TASK ITEM - Look below and pull out each line with the word "AUSTRALIA".

»»

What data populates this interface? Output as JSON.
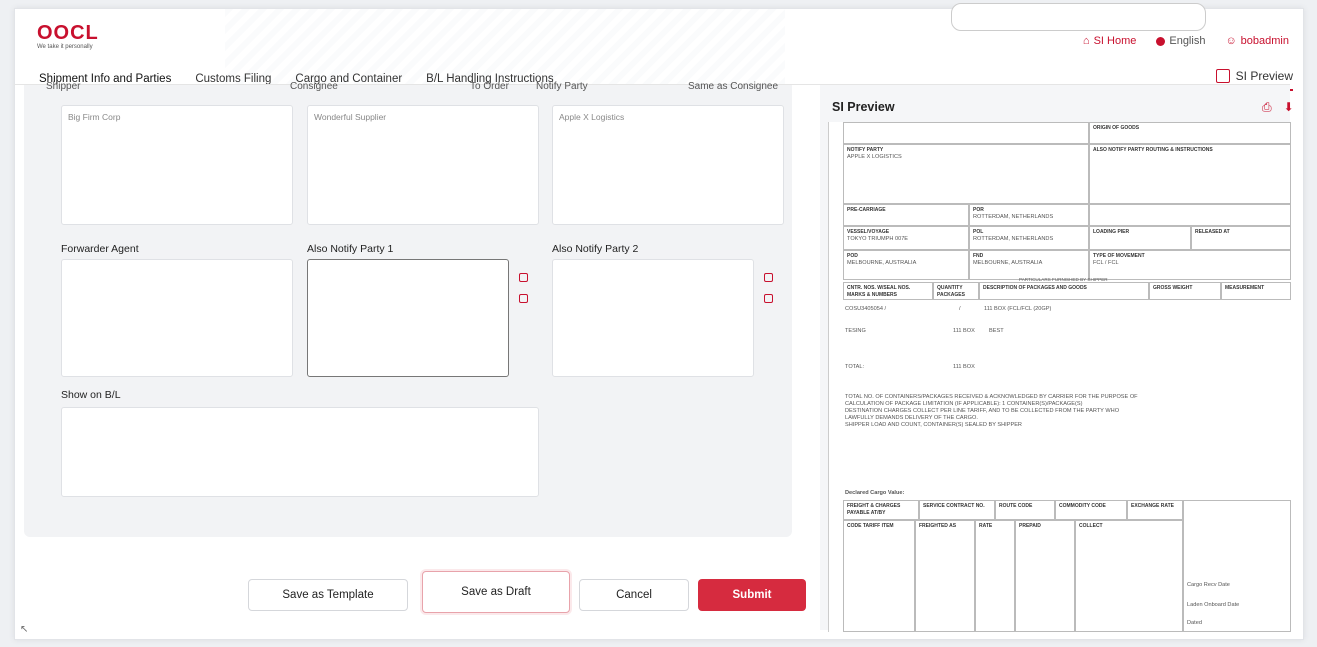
{
  "brand": {
    "name": "OOCL",
    "tagline": "We take it personally"
  },
  "topnav": {
    "home": "SI Home",
    "language": "English",
    "user": "bobadmin"
  },
  "tabs": [
    "Shipment Info and Parties",
    "Customs Filing",
    "Cargo and Container",
    "B/L Handling Instructions"
  ],
  "preview_tab": "SI Preview",
  "form": {
    "top_labels": {
      "shipper": "Shipper",
      "consignee": "Consignee",
      "to_order": "To Order",
      "notify": "Notify Party",
      "same_as": "Same as Consignee"
    },
    "shipper_value": "Big Firm Corp",
    "consignee_value": "Wonderful Supplier",
    "notify_value": "Apple X Logistics",
    "forwarder_label": "Forwarder Agent",
    "also_notify_1": "Also Notify Party 1",
    "also_notify_2": "Also Notify Party 2",
    "show_on_bl": "Show on B/L"
  },
  "buttons": {
    "template": "Save as Template",
    "draft": "Save as Draft",
    "cancel": "Cancel",
    "submit": "Submit"
  },
  "preview": {
    "title": "SI Preview",
    "origin": "ORIGIN OF GOODS",
    "notify_party": "NOTIFY PARTY",
    "notify_value": "APPLE X LOGISTICS",
    "also_notify": "ALSO NOTIFY PARTY ROUTING & INSTRUCTIONS",
    "precarriage": "PRE-CARRIAGE",
    "por": "POR",
    "por_value": "ROTTERDAM, NETHERLANDS",
    "vessel": "VESSEL/VOYAGE",
    "vessel_value": "TOKYO TRIUMPH 007E",
    "pol": "POL",
    "pol_value": "ROTTERDAM, NETHERLANDS",
    "loading_pier": "LOADING PIER",
    "released_at": "RELEASED AT",
    "pod": "POD",
    "pod_value": "MELBOURNE, AUSTRALIA",
    "fnd": "FND",
    "fnd_value": "MELBOURNE, AUSTRALIA",
    "movement": "TYPE OF MOVEMENT",
    "movement_value": "FCL / FCL",
    "particulars": "PARTICULARS FURNISHED BY SHIPPER",
    "col_marks": "CNTR. NOS. W/SEAL NOS. MARKS & NUMBERS",
    "col_qty": "QUANTITY PACKAGES",
    "col_desc": "DESCRIPTION OF PACKAGES AND GOODS",
    "col_weight": "GROSS WEIGHT",
    "col_meas": "MEASUREMENT",
    "row1_cntr": "COSU3405054 /",
    "row1_slash": "/",
    "row1_desc": "111 BOX (FCL/FCL (20GP)",
    "row2_mark": "TESING",
    "row2_qty": "111 BOX",
    "row2_desc": "BEST",
    "total": "TOTAL:",
    "total_qty": "111 BOX",
    "clause1": "TOTAL NO. OF CONTAINERS/PACKAGES RECEIVED & ACKNOWLEDGED BY CARRIER FOR THE PURPOSE OF",
    "clause2": "CALCULATION OF PACKAGE LIMITATION (IF APPLICABLE): 1 CONTAINER(S)/PACKAGE(S)",
    "clause3": "DESTINATION CHARGES COLLECT PER LINE TARIFF, AND TO BE COLLECTED FROM THE PARTY WHO",
    "clause4": "LAWFULLY DEMANDS DELIVERY OF THE CARGO.",
    "clause5": "SHIPPER LOAD AND COUNT, CONTAINER(S) SEALED BY SHIPPER",
    "declared": "Declared Cargo Value:",
    "freight": "FREIGHT & CHARGES PAYABLE AT/BY",
    "service_contract": "SERVICE CONTRACT NO.",
    "route_code": "ROUTE CODE",
    "commodity": "COMMODITY CODE",
    "exchange": "EXCHANGE RATE",
    "code_tariff": "CODE TARIFF ITEM",
    "freighted_as": "FREIGHTED AS",
    "rate": "RATE",
    "prepaid": "PREPAID",
    "collect": "COLLECT",
    "cargo_recv": "Cargo Recv Date",
    "laden": "Laden Onboard Date",
    "dated": "Dated"
  }
}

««

THE ANSWER -
    "pod_value": "MELBOURNE, AUSTRALIA",
    "fnd_value": "MELBOURNE, AUSTRALIA",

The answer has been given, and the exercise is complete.